__Exercise aim__. Going from the line that contains "Extract the structured" through the last line of the records, set down each line again exactly, both included, with pictures left out.

################

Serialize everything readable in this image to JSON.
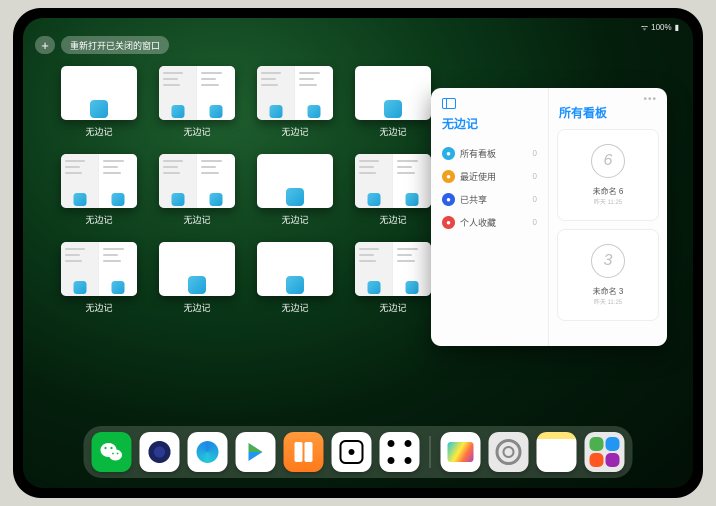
{
  "status": {
    "battery": "100%"
  },
  "toolbar": {
    "plus": "+",
    "reopen_label": "重新打开已关闭的窗口"
  },
  "windows": [
    {
      "label": "无边记",
      "style": "blank"
    },
    {
      "label": "无边记",
      "style": "content"
    },
    {
      "label": "无边记",
      "style": "content"
    },
    {
      "label": "无边记",
      "style": "blank"
    },
    {
      "label": "无边记",
      "style": "content"
    },
    {
      "label": "无边记",
      "style": "content"
    },
    {
      "label": "无边记",
      "style": "blank"
    },
    {
      "label": "无边记",
      "style": "content"
    },
    {
      "label": "无边记",
      "style": "content"
    },
    {
      "label": "无边记",
      "style": "blank"
    },
    {
      "label": "无边记",
      "style": "blank"
    },
    {
      "label": "无边记",
      "style": "content"
    }
  ],
  "panel": {
    "left_title": "无边记",
    "nav": [
      {
        "label": "所有看板",
        "count": "0",
        "color": "nb-blue"
      },
      {
        "label": "最近使用",
        "count": "0",
        "color": "nb-orange"
      },
      {
        "label": "已共享",
        "count": "0",
        "color": "nb-dblue"
      },
      {
        "label": "个人收藏",
        "count": "0",
        "color": "nb-red"
      }
    ],
    "right_title": "所有看板",
    "boards": [
      {
        "glyph": "6",
        "name": "未命名 6",
        "date": "昨天 11:25"
      },
      {
        "glyph": "3",
        "name": "未命名 3",
        "date": "昨天 11:25"
      }
    ]
  },
  "dock": {
    "apps": [
      {
        "name": "wechat"
      },
      {
        "name": "quark-hd"
      },
      {
        "name": "qq-browser"
      },
      {
        "name": "play"
      },
      {
        "name": "books"
      },
      {
        "name": "dice"
      },
      {
        "name": "connect-dots"
      },
      {
        "name": "freeform"
      },
      {
        "name": "settings"
      },
      {
        "name": "notes"
      },
      {
        "name": "app-library"
      }
    ]
  }
}
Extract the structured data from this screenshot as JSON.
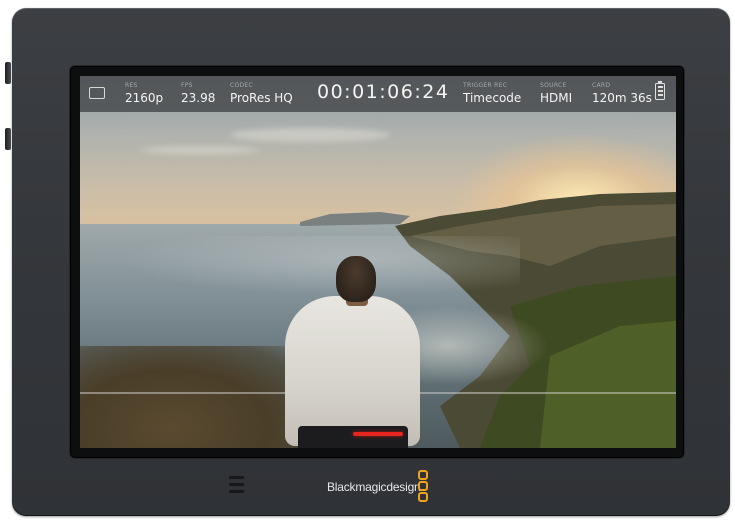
{
  "status_bar": {
    "res": {
      "label": "RES",
      "value": "2160p"
    },
    "fps": {
      "label": "FPS",
      "value": "23.98"
    },
    "codec": {
      "label": "CODEC",
      "value": "ProRes HQ"
    },
    "timecode": "00:01:06:24",
    "trigger_rec": {
      "label": "TRIGGER REC",
      "value": "Timecode"
    },
    "source": {
      "label": "SOURCE",
      "value": "HDMI"
    },
    "card": {
      "label": "CARD",
      "value": "120m 36s"
    }
  },
  "brand": {
    "name": "Blackmagicdesign",
    "logo_color": "#f0a31c"
  },
  "recording_indicator_color": "#e6261f",
  "icons": [
    "frame-guide-icon",
    "battery-icon",
    "menu-icon",
    "brand-logo-icon"
  ]
}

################

__Exercise response__.
Extract the structured data from this screenshot as JSON.
{
  "status_bar": {
    "res": {
      "label": "RES",
      "value": "2160p"
    },
    "fps": {
      "label": "FPS",
      "value": "23.98"
    },
    "codec": {
      "label": "CODEC",
      "value": "ProRes HQ"
    },
    "timecode": "00:01:06:24",
    "trigger_rec": {
      "label": "TRIGGER REC",
      "value": "Timecode"
    },
    "source": {
      "label": "SOURCE",
      "value": "HDMI"
    },
    "card": {
      "label": "CARD",
      "value": "120m 36s"
    }
  },
  "brand": {
    "name": "Blackmagicdesign",
    "logo_color": "#f0a31c"
  },
  "recording_indicator_color": "#e6261f",
  "icons": [
    "frame-guide-icon",
    "battery-icon",
    "menu-icon",
    "brand-logo-icon"
  ]
}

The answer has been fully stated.